Required work
Below are records; copy every line among them that contains the word "agent".

-------- Task inputs --------

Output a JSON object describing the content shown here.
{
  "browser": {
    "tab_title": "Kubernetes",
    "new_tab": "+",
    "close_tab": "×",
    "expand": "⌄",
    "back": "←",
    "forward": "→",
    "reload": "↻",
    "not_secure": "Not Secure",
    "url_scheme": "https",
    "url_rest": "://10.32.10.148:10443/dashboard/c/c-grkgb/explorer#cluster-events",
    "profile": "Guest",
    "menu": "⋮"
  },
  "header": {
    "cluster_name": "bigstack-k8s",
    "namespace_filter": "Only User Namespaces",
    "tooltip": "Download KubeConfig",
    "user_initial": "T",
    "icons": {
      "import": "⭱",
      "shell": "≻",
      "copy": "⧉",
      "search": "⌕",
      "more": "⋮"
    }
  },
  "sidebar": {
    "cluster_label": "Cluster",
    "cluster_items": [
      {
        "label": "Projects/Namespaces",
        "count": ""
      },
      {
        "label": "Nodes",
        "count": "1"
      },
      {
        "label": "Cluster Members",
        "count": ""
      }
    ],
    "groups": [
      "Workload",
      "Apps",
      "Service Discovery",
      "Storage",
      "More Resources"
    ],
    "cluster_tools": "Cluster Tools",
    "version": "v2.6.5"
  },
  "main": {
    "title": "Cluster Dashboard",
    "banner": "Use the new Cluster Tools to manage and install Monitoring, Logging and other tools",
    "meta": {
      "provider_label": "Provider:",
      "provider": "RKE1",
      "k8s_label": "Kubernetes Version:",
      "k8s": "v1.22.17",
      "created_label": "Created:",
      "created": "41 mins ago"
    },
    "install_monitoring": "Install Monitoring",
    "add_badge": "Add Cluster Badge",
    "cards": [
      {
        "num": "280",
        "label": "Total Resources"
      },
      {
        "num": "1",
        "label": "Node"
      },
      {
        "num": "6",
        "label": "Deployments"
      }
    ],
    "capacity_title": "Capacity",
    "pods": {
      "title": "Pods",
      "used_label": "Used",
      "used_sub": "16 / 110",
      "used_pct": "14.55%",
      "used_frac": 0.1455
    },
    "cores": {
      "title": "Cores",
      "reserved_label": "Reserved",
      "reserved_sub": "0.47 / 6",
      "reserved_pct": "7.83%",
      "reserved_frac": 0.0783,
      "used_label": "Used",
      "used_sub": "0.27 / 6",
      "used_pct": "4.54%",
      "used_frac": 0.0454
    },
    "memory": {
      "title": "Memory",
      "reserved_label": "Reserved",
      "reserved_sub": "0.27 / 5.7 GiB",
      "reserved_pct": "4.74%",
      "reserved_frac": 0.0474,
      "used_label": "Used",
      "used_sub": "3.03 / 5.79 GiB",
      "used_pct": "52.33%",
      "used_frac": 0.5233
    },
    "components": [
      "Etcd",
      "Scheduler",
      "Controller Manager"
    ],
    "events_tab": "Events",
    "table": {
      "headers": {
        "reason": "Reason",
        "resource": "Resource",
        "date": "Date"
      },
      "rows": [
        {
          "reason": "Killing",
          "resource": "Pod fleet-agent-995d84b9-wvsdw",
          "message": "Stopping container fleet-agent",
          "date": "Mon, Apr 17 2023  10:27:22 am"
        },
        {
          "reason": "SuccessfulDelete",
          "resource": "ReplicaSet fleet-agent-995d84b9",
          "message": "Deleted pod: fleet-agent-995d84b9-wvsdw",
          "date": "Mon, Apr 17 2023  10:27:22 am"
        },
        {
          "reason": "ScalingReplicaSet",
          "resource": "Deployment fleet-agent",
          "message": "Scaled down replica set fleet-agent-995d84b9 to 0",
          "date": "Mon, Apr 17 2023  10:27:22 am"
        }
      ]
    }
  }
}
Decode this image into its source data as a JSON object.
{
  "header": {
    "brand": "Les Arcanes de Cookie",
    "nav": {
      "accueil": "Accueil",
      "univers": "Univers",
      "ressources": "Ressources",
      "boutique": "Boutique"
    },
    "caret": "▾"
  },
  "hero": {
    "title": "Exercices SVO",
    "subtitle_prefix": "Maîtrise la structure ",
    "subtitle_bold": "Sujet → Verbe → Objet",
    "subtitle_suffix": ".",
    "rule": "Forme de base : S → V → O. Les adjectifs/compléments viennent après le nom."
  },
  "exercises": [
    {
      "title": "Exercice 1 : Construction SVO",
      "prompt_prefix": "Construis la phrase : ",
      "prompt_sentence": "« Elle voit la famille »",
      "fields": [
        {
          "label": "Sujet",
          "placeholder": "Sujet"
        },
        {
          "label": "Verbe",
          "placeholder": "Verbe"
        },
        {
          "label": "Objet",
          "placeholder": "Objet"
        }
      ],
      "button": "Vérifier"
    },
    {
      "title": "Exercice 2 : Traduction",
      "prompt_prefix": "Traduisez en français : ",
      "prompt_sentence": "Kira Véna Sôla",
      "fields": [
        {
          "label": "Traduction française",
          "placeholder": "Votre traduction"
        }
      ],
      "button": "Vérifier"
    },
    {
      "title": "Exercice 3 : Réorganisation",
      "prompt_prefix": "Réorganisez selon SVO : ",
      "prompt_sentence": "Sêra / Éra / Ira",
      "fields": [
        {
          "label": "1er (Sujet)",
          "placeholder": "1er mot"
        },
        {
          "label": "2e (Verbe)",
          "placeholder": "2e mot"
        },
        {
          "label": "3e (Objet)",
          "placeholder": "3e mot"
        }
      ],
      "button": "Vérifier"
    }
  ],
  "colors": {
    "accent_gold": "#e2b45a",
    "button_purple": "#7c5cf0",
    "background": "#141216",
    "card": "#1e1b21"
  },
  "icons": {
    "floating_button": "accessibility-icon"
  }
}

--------

Response to the exercise
          "resource": "Pod fleet-agent-995d84b9-wvsdw",
          "message": "Stopping container fleet-agent",
          "resource": "ReplicaSet fleet-agent-995d84b9",
          "message": "Deleted pod: fleet-agent-995d84b9-wvsdw",
          "resource": "Deployment fleet-agent",
          "message": "Scaled down replica set fleet-agent-995d84b9 to 0",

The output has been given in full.